YOUR TASK - Output every entry below exactly as it is written.

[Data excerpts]
Segment Open

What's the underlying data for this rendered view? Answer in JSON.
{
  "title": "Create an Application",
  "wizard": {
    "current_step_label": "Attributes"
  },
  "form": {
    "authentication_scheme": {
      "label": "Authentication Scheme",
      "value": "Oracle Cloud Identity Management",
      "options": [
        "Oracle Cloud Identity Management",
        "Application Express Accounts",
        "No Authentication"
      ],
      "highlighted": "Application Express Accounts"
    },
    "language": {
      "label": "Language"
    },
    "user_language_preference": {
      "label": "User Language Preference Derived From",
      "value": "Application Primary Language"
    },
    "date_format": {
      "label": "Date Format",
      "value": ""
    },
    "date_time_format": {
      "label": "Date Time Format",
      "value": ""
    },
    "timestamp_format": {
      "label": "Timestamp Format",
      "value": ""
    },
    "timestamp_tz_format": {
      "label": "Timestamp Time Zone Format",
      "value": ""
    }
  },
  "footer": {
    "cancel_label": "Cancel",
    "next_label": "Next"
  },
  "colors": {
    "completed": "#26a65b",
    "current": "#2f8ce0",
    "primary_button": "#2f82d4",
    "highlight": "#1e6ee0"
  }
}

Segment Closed

RESPONSE BELOW -
What's the underlying data for this rendered view? Answer in JSON.
{
  "title": "Create an Application",
  "wizard": {
    "current_step_label": "Attributes"
  },
  "form": {
    "authentication_scheme": {
      "label": "Authentication Scheme",
      "value": "Oracle Cloud Identity Management",
      "options": [
        "Oracle Cloud Identity Management",
        "Application Express Accounts",
        "No Authentication"
      ],
      "highlighted": "Application Express Accounts"
    },
    "language": {
      "label": "Language"
    },
    "user_language_preference": {
      "label": "User Language Preference Derived From",
      "value": "Application Primary Language"
    },
    "date_format": {
      "label": "Date Format",
      "value": ""
    },
    "date_time_format": {
      "label": "Date Time Format",
      "value": ""
    },
    "timestamp_format": {
      "label": "Timestamp Format",
      "value": ""
    },
    "timestamp_tz_format": {
      "label": "Timestamp Time Zone Format",
      "value": ""
    }
  },
  "footer": {
    "cancel_label": "Cancel",
    "next_label": "Next"
  },
  "colors": {
    "completed": "#26a65b",
    "current": "#2f8ce0",
    "primary_button": "#2f82d4",
    "highlight": "#1e6ee0"
  }
}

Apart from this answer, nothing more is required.